╭─ DATA FOR THIS EXERCISE

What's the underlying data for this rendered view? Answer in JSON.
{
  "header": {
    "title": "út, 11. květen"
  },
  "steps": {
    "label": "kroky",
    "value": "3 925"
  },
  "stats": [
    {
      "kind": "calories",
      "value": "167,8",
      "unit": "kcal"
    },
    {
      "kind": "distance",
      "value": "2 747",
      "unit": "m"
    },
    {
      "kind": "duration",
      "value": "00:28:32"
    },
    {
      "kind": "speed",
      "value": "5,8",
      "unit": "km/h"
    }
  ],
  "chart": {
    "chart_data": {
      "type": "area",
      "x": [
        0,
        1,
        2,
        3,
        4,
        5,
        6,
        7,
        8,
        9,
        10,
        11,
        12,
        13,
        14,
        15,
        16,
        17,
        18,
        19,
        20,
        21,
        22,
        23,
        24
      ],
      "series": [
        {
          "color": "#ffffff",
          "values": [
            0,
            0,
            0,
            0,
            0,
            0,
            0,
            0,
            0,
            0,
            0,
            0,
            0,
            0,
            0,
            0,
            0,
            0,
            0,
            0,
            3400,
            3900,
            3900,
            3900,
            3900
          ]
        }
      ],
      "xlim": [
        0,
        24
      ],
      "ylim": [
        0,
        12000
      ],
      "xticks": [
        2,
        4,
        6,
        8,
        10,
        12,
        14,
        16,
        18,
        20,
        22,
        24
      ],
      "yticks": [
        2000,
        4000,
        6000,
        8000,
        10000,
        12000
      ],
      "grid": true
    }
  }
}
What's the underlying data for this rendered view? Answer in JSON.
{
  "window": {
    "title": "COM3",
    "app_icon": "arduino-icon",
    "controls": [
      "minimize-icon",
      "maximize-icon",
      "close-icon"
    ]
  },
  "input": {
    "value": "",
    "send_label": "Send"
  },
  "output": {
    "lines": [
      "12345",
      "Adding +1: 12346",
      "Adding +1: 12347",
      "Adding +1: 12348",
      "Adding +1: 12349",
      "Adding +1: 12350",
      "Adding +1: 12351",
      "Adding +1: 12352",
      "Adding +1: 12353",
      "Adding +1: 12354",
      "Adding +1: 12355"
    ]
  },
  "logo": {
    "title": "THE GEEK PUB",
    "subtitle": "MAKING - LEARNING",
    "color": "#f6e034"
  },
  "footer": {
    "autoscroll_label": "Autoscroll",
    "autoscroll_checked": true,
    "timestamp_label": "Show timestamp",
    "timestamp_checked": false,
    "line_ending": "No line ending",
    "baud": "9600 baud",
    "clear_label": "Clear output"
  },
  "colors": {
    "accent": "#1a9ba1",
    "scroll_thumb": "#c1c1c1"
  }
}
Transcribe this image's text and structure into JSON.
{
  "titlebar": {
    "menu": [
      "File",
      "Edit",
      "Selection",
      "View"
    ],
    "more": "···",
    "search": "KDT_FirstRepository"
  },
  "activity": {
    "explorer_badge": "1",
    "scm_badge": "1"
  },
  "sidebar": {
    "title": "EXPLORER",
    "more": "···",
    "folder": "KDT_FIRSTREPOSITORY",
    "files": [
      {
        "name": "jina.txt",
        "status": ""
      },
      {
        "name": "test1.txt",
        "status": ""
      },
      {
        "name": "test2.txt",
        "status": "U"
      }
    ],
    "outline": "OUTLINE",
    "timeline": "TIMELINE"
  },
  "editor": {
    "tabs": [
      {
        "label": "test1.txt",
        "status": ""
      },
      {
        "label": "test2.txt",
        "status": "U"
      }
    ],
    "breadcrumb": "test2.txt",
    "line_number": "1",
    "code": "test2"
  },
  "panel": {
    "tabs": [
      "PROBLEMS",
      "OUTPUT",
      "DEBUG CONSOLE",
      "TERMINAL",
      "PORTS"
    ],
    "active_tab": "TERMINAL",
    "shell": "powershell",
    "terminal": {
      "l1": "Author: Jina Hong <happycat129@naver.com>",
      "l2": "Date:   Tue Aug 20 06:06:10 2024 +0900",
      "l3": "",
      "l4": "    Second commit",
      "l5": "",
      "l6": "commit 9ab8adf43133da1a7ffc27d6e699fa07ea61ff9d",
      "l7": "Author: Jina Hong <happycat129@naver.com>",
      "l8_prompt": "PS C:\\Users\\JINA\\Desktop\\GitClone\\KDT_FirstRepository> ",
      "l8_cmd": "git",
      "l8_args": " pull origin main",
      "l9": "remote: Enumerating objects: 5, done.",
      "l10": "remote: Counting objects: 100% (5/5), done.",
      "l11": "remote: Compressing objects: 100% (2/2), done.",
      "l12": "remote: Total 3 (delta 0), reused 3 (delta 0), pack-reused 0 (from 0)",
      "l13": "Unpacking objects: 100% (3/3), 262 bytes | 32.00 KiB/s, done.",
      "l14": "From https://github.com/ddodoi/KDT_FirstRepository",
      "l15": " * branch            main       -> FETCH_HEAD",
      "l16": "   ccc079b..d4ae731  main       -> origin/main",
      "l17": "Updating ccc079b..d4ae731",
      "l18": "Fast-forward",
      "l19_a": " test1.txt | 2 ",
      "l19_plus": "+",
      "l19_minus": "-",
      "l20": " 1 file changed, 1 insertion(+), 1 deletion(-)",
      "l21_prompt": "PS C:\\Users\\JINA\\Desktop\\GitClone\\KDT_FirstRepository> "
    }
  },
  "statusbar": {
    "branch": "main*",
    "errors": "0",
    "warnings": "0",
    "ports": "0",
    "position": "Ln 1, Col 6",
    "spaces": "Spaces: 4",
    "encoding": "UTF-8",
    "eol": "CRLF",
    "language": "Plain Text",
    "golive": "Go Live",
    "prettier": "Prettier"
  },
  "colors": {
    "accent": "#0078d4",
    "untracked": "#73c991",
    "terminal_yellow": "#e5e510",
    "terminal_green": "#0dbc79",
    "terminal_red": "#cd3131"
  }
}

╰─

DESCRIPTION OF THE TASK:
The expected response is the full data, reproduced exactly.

WRITTEN ANSWER:
What's the underlying data for this rendered view? Answer in JSON.
{
  "header": {
    "title": "út, 11. květen"
  },
  "steps": {
    "label": "kroky",
    "value": "3 925"
  },
  "stats": [
    {
      "kind": "calories",
      "value": "167,8",
      "unit": "kcal"
    },
    {
      "kind": "distance",
      "value": "2 747",
      "unit": "m"
    },
    {
      "kind": "duration",
      "value": "00:28:32"
    },
    {
      "kind": "speed",
      "value": "5,8",
      "unit": "km/h"
    }
  ],
  "chart": {
    "chart_data": {
      "type": "area",
      "x": [
        0,
        1,
        2,
        3,
        4,
        5,
        6,
        7,
        8,
        9,
        10,
        11,
        12,
        13,
        14,
        15,
        16,
        17,
        18,
        19,
        20,
        21,
        22,
        23,
        24
      ],
      "series": [
        {
          "color": "#ffffff",
          "values": [
            0,
            0,
            0,
            0,
            0,
            0,
            0,
            0,
            0,
            0,
            0,
            0,
            0,
            0,
            0,
            0,
            0,
            0,
            0,
            0,
            3400,
            3900,
            3900,
            3900,
            3900
          ]
        }
      ],
      "xlim": [
        0,
        24
      ],
      "ylim": [
        0,
        12000
      ],
      "xticks": [
        2,
        4,
        6,
        8,
        10,
        12,
        14,
        16,
        18,
        20,
        22,
        24
      ],
      "yticks": [
        2000,
        4000,
        6000,
        8000,
        10000,
        12000
      ],
      "grid": true
    }
  }
}
What's the underlying data for this rendered view? Answer in JSON.
{
  "window": {
    "title": "COM3",
    "app_icon": "arduino-icon",
    "controls": [
      "minimize-icon",
      "maximize-icon",
      "close-icon"
    ]
  },
  "input": {
    "value": "",
    "send_label": "Send"
  },
  "output": {
    "lines": [
      "12345",
      "Adding +1: 12346",
      "Adding +1: 12347",
      "Adding +1: 12348",
      "Adding +1: 12349",
      "Adding +1: 12350",
      "Adding +1: 12351",
      "Adding +1: 12352",
      "Adding +1: 12353",
      "Adding +1: 12354",
      "Adding +1: 12355"
    ]
  },
  "logo": {
    "title": "THE GEEK PUB",
    "subtitle": "MAKING - LEARNING",
    "color": "#f6e034"
  },
  "footer": {
    "autoscroll_label": "Autoscroll",
    "autoscroll_checked": true,
    "timestamp_label": "Show timestamp",
    "timestamp_checked": false,
    "line_ending": "No line ending",
    "baud": "9600 baud",
    "clear_label": "Clear output"
  },
  "colors": {
    "accent": "#1a9ba1",
    "scroll_thumb": "#c1c1c1"
  }
}
Transcribe this image's text and structure into JSON.
{
  "titlebar": {
    "menu": [
      "File",
      "Edit",
      "Selection",
      "View"
    ],
    "more": "···",
    "search": "KDT_FirstRepository"
  },
  "activity": {
    "explorer_badge": "1",
    "scm_badge": "1"
  },
  "sidebar": {
    "title": "EXPLORER",
    "more": "···",
    "folder": "KDT_FIRSTREPOSITORY",
    "files": [
      {
        "name": "jina.txt",
        "status": ""
      },
      {
        "name": "test1.txt",
        "status": ""
      },
      {
        "name": "test2.txt",
        "status": "U"
      }
    ],
    "outline": "OUTLINE",
    "timeline": "TIMELINE"
  },
  "editor": {
    "tabs": [
      {
        "label": "test1.txt",
        "status": ""
      },
      {
        "label": "test2.txt",
        "status": "U"
      }
    ],
    "breadcrumb": "test2.txt",
    "line_number": "1",
    "code": "test2"
  },
  "panel": {
    "tabs": [
      "PROBLEMS",
      "OUTPUT",
      "DEBUG CONSOLE",
      "TERMINAL",
      "PORTS"
    ],
    "active_tab": "TERMINAL",
    "shell": "powershell",
    "terminal": {
      "l1": "Author: Jina Hong <happycat129@naver.com>",
      "l2": "Date:   Tue Aug 20 06:06:10 2024 +0900",
      "l3": "",
      "l4": "    Second commit",
      "l5": "",
      "l6": "commit 9ab8adf43133da1a7ffc27d6e699fa07ea61ff9d",
      "l7": "Author: Jina Hong <happycat129@naver.com>",
      "l8_prompt": "PS C:\\Users\\JINA\\Desktop\\GitClone\\KDT_FirstRepository> ",
      "l8_cmd": "git",
      "l8_args": " pull origin main",
      "l9": "remote: Enumerating objects: 5, done.",
      "l10": "remote: Counting objects: 100% (5/5), done.",
      "l11": "remote: Compressing objects: 100% (2/2), done.",
      "l12": "remote: Total 3 (delta 0), reused 3 (delta 0), pack-reused 0 (from 0)",
      "l13": "Unpacking objects: 100% (3/3), 262 bytes | 32.00 KiB/s, done.",
      "l14": "From https://github.com/ddodoi/KDT_FirstRepository",
      "l15": " * branch            main       -> FETCH_HEAD",
      "l16": "   ccc079b..d4ae731  main       -> origin/main",
      "l17": "Updating ccc079b..d4ae731",
      "l18": "Fast-forward",
      "l19_a": " test1.txt | 2 ",
      "l19_plus": "+",
      "l19_minus": "-",
      "l20": " 1 file changed, 1 insertion(+), 1 deletion(-)",
      "l21_prompt": "PS C:\\Users\\JINA\\Desktop\\GitClone\\KDT_FirstRepository> "
    }
  },
  "statusbar": {
    "branch": "main*",
    "errors": "0",
    "warnings": "0",
    "ports": "0",
    "position": "Ln 1, Col 6",
    "spaces": "Spaces: 4",
    "encoding": "UTF-8",
    "eol": "CRLF",
    "language": "Plain Text",
    "golive": "Go Live",
    "prettier": "Prettier"
  },
  "colors": {
    "accent": "#0078d4",
    "untracked": "#73c991",
    "terminal_yellow": "#e5e510",
    "terminal_green": "#0dbc79",
    "terminal_red": "#cd3131"
  }
}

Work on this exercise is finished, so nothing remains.